_WHAT IS NEEDED_.
An exact copy of the records is needed; please leave the images out.

_INPUT FOR THIS TASK_.
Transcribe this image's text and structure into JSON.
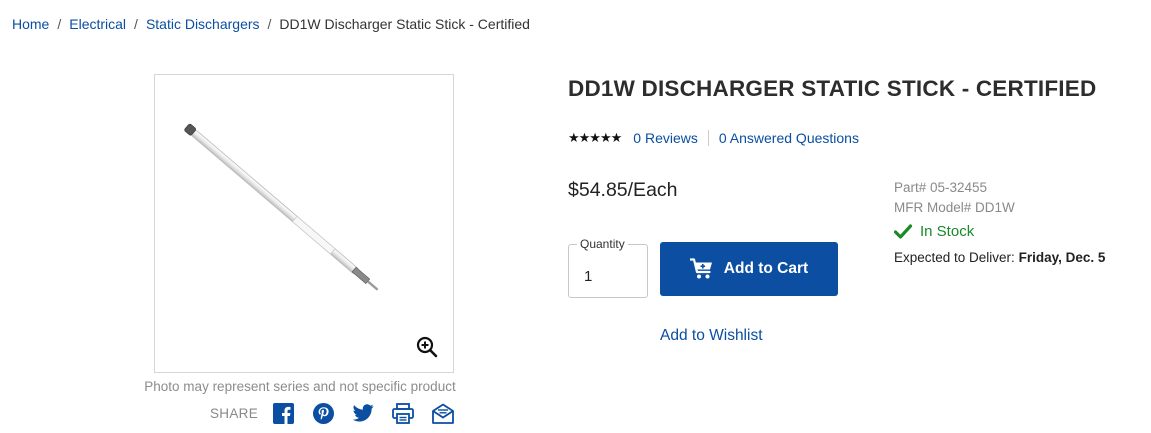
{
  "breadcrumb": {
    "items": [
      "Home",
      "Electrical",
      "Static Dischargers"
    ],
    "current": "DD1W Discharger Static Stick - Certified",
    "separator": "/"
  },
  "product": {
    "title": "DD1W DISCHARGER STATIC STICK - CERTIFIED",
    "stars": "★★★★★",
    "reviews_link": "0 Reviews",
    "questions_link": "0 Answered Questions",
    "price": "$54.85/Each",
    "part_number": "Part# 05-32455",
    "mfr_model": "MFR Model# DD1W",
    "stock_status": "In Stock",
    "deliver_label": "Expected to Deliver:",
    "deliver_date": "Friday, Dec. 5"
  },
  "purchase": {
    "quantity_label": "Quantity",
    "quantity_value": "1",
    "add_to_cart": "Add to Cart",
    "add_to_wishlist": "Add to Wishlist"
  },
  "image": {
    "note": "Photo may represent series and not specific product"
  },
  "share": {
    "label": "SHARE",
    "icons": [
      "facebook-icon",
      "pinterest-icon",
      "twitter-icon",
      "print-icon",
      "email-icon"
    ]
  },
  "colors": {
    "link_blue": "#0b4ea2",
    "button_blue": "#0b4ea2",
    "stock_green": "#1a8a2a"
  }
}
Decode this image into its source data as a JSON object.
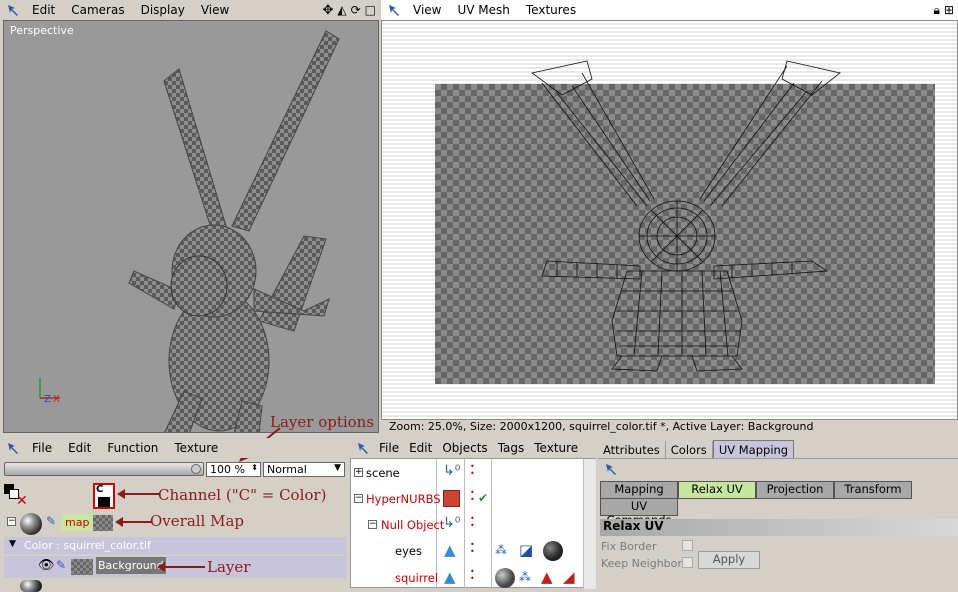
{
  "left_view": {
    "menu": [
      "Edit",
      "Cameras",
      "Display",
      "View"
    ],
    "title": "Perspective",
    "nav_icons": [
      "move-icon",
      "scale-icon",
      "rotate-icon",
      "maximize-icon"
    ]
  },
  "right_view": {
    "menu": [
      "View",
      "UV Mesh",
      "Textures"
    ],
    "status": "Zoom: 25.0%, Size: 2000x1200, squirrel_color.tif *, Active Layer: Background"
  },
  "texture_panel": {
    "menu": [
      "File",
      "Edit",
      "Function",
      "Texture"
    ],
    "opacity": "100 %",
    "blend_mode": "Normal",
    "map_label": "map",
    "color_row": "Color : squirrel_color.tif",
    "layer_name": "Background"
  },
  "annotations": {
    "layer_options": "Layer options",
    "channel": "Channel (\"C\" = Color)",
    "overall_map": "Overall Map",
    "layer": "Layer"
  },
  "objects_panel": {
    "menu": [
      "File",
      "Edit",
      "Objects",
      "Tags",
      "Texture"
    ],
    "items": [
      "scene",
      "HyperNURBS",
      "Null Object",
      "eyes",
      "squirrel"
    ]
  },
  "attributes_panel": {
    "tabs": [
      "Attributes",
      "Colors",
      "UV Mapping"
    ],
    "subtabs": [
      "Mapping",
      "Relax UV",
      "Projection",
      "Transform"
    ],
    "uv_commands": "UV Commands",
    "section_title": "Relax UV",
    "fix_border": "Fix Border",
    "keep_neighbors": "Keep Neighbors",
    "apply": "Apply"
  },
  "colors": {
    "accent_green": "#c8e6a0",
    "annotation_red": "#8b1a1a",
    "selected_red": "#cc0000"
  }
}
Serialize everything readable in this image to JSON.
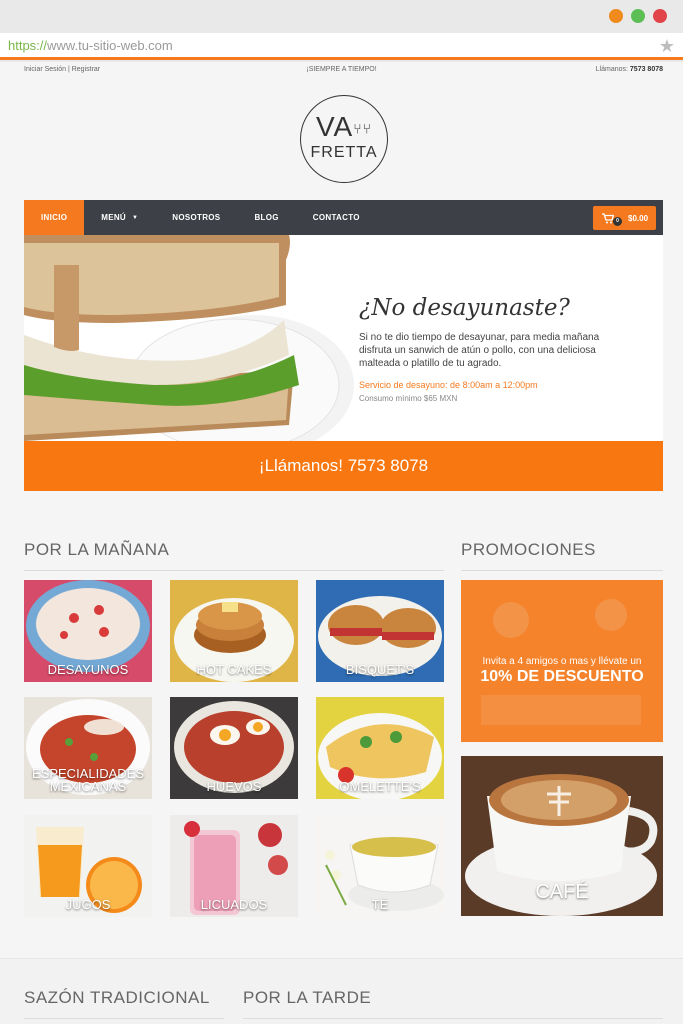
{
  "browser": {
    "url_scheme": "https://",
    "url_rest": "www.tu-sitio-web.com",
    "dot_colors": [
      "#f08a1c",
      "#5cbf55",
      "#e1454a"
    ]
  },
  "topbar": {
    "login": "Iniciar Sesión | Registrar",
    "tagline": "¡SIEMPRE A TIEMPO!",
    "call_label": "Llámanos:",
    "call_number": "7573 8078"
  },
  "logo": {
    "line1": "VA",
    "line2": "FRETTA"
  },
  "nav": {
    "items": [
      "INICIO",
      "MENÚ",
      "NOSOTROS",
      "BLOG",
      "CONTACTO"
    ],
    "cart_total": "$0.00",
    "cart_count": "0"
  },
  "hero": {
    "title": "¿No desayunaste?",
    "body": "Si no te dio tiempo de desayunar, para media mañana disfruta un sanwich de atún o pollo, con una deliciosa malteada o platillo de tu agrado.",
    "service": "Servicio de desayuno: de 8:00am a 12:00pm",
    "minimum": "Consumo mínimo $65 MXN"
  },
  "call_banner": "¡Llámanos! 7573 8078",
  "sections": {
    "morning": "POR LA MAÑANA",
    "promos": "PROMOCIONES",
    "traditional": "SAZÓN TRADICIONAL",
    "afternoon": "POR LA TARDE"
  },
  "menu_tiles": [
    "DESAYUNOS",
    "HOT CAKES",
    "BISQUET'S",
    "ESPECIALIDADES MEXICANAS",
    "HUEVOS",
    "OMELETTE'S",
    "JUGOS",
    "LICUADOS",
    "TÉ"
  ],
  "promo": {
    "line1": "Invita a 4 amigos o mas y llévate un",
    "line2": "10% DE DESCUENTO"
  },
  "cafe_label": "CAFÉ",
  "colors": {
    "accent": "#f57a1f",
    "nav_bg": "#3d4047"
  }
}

_TASK RESULT_.
Transcribe this image's text and structure into JSON.
{
  "breadcrumb": {
    "items": [
      "Home",
      "Electrical",
      "Static Dischargers"
    ],
    "current": "DD1W Discharger Static Stick - Certified",
    "separator": "/"
  },
  "product": {
    "title": "DD1W DISCHARGER STATIC STICK - CERTIFIED",
    "stars": "★★★★★",
    "reviews_link": "0 Reviews",
    "questions_link": "0 Answered Questions",
    "price": "$54.85/Each",
    "part_number": "Part# 05-32455",
    "mfr_model": "MFR Model# DD1W",
    "stock_status": "In Stock",
    "deliver_label": "Expected to Deliver:",
    "deliver_date": "Friday, Dec. 5"
  },
  "purchase": {
    "quantity_label": "Quantity",
    "quantity_value": "1",
    "add_to_cart": "Add to Cart",
    "add_to_wishlist": "Add to Wishlist"
  },
  "image": {
    "note": "Photo may represent series and not specific product"
  },
  "share": {
    "label": "SHARE",
    "icons": [
      "facebook-icon",
      "pinterest-icon",
      "twitter-icon",
      "print-icon",
      "email-icon"
    ]
  },
  "colors": {
    "link_blue": "#0b4ea2",
    "button_blue": "#0b4ea2",
    "stock_green": "#1a8a2a"
  }
}
Decode this image into its source data as a JSON object.
{
  "left_view": {
    "menu": [
      "Edit",
      "Cameras",
      "Display",
      "View"
    ],
    "title": "Perspective",
    "nav_icons": [
      "move-icon",
      "scale-icon",
      "rotate-icon",
      "maximize-icon"
    ]
  },
  "right_view": {
    "menu": [
      "View",
      "UV Mesh",
      "Textures"
    ],
    "status": "Zoom: 25.0%, Size: 2000x1200, squirrel_color.tif *, Active Layer: Background"
  },
  "texture_panel": {
    "menu": [
      "File",
      "Edit",
      "Function",
      "Texture"
    ],
    "opacity": "100 %",
    "blend_mode": "Normal",
    "map_label": "map",
    "color_row": "Color : squirrel_color.tif",
    "layer_name": "Background"
  },
  "annotations": {
    "layer_options": "Layer options",
    "channel": "Channel (\"C\" = Color)",
    "overall_map": "Overall Map",
    "layer": "Layer"
  },
  "objects_panel": {
    "menu": [
      "File",
      "Edit",
      "Objects",
      "Tags",
      "Texture"
    ],
    "items": [
      "scene",
      "HyperNURBS",
      "Null Object",
      "eyes",
      "squirrel"
    ]
  },
  "attributes_panel": {
    "tabs": [
      "Attributes",
      "Colors",
      "UV Mapping"
    ],
    "subtabs": [
      "Mapping",
      "Relax UV",
      "Projection",
      "Transform"
    ],
    "uv_commands": "UV Commands",
    "section_title": "Relax UV",
    "fix_border": "Fix Border",
    "keep_neighbors": "Keep Neighbors",
    "apply": "Apply"
  },
  "colors": {
    "accent_green": "#c8e6a0",
    "annotation_red": "#8b1a1a",
    "selected_red": "#cc0000"
  }
}
Serialize everything readable in this image to JSON.
{
  "browser": {
    "url_scheme": "https://",
    "url_rest": "www.tu-sitio-web.com",
    "dot_colors": [
      "#f08a1c",
      "#5cbf55",
      "#e1454a"
    ]
  },
  "topbar": {
    "login": "Iniciar Sesión | Registrar",
    "tagline": "¡SIEMPRE A TIEMPO!",
    "call_label": "Llámanos:",
    "call_number": "7573 8078"
  },
  "logo": {
    "line1": "VA",
    "line2": "FRETTA"
  },
  "nav": {
    "items": [
      "INICIO",
      "MENÚ",
      "NOSOTROS",
      "BLOG",
      "CONTACTO"
    ],
    "cart_total": "$0.00",
    "cart_count": "0"
  },
  "hero": {
    "title": "¿No desayunaste?",
    "body": "Si no te dio tiempo de desayunar, para media mañana disfruta un sanwich de atún o pollo, con una deliciosa malteada o platillo de tu agrado.",
    "service": "Servicio de desayuno: de 8:00am a 12:00pm",
    "minimum": "Consumo mínimo $65 MXN"
  },
  "call_banner": "¡Llámanos! 7573 8078",
  "sections": {
    "morning": "POR LA MAÑANA",
    "promos": "PROMOCIONES",
    "traditional": "SAZÓN TRADICIONAL",
    "afternoon": "POR LA TARDE"
  },
  "menu_tiles": [
    "DESAYUNOS",
    "HOT CAKES",
    "BISQUET'S",
    "ESPECIALIDADES MEXICANAS",
    "HUEVOS",
    "OMELETTE'S",
    "JUGOS",
    "LICUADOS",
    "TÉ"
  ],
  "promo": {
    "line1": "Invita a 4 amigos o mas y llévate un",
    "line2": "10% DE DESCUENTO"
  },
  "cafe_label": "CAFÉ",
  "colors": {
    "accent": "#f57a1f",
    "nav_bg": "#3d4047"
  }
}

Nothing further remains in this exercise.